Scheme code can be developed using the Guile command line interpreter top-repl. You can either investigate interactively using just Guile or you can use the debugging tools available within Guile.

Using Guile interactively with LilyPond

In order to experiment with Scheme programming in the LilyPond environment, it is necessary to have a Guile interpreter that has all the LilyPond modules loaded. This requires the following steps.

First, define a Scheme symbol for the active module in the ‘.ly’ file:

#(module-define! (resolve-module '(guile-user))
                 'lilypond-module (current-module))

Now place a Scheme function in the ‘.ly’ file that gives an interactive Guile prompt:

#(top-repl)

When the ‘.ly’ file is compiled, this causes the compilation to be interrupted and an interactive guile prompt to appear. Once the guile prompt appears, the LilyPond active module must be set as the current guile module:

guile> (set-current-module lilypond-module)

You can demonstrate these commands are operating properly by typing the name of a LilyPond public scheme function to check it has been defined:

guile> fret-diagram-verbose-markup
#<procedure fret-diagram-verbose-markup (layout props marking-list)>

If the LilyPond module has not been correctly loaded, an error message will be generated:

guile> fret-diagram-verbose-markup
ERROR: Unbound variable: fret-diagram-verbose-markup
ABORT: (unbound-variable)

Once the module is properly loaded, any valid LilyPond Scheme expression can be entered at the interactive prompt.

After the investigation is complete, the interactive guile interpreter can be exited:

guile> (quit)

The compilation of the ‘.ly’ file will then continue.

Using the Guile debugger

To set breakpoints and/or enable tracing in Scheme functions, put

\include "guile-debugger.ly"

in your input file after any scheme procedures you have defined in that file. This will invoke the Guile command-line after having set up the environment for the debug command-line. When your input file is processed, a guile prompt will be displayed. You may now enter commands to set up breakpoints and enable tracing by the Guile debugger.

Using breakpoints

At the guile prompt, you can set breakpoints with the set-break! procedure:

guile> (set-break! my-scheme-procedure)

Once you have set the desired breakpoints, you exit the guile repl frame by typing:

guile> (quit)
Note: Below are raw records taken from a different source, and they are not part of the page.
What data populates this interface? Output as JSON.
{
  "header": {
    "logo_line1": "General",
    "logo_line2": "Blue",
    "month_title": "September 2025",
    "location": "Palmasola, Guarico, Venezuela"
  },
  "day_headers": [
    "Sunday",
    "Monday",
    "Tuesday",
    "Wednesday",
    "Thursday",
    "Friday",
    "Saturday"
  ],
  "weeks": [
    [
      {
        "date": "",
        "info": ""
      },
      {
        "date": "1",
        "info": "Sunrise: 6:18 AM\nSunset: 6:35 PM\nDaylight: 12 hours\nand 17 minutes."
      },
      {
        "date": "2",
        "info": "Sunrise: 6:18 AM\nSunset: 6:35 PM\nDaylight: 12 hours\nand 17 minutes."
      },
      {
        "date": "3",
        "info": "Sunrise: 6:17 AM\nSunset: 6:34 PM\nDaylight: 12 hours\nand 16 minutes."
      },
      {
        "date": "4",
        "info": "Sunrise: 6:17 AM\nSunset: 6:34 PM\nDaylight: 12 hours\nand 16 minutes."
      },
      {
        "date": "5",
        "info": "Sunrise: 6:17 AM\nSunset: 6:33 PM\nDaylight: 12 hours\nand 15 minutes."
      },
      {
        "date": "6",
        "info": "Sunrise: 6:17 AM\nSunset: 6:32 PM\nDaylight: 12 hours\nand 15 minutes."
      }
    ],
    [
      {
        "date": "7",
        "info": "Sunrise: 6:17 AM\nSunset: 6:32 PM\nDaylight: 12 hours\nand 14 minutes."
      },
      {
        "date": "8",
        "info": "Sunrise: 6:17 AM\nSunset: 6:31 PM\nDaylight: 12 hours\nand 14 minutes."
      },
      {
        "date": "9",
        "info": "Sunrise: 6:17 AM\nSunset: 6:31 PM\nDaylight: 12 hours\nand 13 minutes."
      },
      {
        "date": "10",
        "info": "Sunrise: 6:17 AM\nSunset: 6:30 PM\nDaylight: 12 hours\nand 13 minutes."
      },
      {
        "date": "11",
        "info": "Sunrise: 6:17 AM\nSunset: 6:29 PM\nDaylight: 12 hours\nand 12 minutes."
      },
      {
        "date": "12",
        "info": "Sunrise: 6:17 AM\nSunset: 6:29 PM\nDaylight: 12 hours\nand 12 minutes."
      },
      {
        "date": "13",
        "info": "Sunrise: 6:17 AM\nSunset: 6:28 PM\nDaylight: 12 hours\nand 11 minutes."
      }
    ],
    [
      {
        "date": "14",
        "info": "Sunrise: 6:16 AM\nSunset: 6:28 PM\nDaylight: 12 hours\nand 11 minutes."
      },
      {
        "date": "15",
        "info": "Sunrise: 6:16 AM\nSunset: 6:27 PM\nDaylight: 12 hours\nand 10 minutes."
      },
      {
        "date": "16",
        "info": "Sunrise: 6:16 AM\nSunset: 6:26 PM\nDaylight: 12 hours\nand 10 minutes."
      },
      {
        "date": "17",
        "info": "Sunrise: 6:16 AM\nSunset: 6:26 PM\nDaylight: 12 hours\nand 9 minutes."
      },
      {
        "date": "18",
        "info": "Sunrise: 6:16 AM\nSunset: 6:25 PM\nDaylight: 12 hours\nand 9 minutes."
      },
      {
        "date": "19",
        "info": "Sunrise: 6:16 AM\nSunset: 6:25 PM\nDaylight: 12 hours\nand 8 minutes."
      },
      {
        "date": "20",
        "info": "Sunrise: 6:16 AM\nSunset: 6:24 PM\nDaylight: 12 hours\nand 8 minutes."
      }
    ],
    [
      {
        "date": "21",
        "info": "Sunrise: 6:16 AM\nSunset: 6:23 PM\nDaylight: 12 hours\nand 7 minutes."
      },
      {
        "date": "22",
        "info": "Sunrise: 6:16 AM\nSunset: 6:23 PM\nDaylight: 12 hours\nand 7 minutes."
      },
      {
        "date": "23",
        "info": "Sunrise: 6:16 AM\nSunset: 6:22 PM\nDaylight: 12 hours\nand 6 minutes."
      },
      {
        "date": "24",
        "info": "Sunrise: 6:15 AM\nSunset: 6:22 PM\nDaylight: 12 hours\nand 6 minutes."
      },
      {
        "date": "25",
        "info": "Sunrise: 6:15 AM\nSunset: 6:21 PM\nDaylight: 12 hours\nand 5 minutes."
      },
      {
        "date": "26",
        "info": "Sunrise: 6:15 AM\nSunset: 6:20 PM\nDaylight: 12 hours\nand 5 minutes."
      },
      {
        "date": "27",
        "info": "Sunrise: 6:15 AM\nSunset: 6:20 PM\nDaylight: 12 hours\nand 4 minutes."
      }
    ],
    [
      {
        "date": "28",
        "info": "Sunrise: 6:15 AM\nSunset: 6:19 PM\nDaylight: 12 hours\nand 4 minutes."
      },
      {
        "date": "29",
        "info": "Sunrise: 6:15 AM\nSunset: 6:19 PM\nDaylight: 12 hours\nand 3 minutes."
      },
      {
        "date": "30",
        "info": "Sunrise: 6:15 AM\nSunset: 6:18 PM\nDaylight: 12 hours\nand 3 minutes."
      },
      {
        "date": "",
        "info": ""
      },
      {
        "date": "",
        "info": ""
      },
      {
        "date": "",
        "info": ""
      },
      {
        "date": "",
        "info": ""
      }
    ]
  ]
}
Then, when one of the scheme routines for which you have set breakpoints is entered, guile will interrupt execution in a debug frame. At this point you will have access to Guile debugging commands. For a listing of these commands, type:

debug> help

Alternatively you may code the breakpoints in your Lilypond source file using a command such as:

#(set-break! my-scheme-procedure)

immediately after the \include statement. In this case the breakpoint will be set straight after you enter the (quit) command at the guile prompt.

Embedding breakpoint commands like this is particularly useful if you want to look at how the Scheme procedures in the ‘.scm’ files supplied with LilyPond work. To do this, edit the file in the relevant directory to add this line near the top:

(use-modules (scm guile-debugger))

Now you can set a breakpoint after the procedure you are interested in has been declared. For example, if you are working on routines called by print-book-with in ‘lily-library.scm’:

(define (print-book-with parser book process-procedure)
  (let* ((paper (ly:parser-lookup parser '$defaultpaper))
	 (layout (ly:parser-lookup parser '$defaultlayout))
	 (outfile-name (get-outfile-name parser)))
    (process-procedure book paper layout outfile-name)))

(define-public (print-book-with-defaults parser book)
  (print-book-with parser book ly:book-process))

(define-public (print-book-with-defaults-as-systems parser book)
  (print-book-with parser book ly:book-process-to-systems))

At this point in the code you could add this to set a breakpoint at print-book-with:

(set-break! print-book-with)

Tracing procedure calls and evaluator steps

Two forms of trace are available:

(set-trace-call! my-scheme-procedure)

and

(set-trace-subtree! my-scheme-procedure)

set-trace-call! causes Scheme to log a line to the standard output to show when the procedure is called and when it exits.

set-trace-subtree! traces every step the Scheme evaluator performs in evaluating the procedure.


LilyPond — Contributor’s Guide v2.19.14 (development-branch).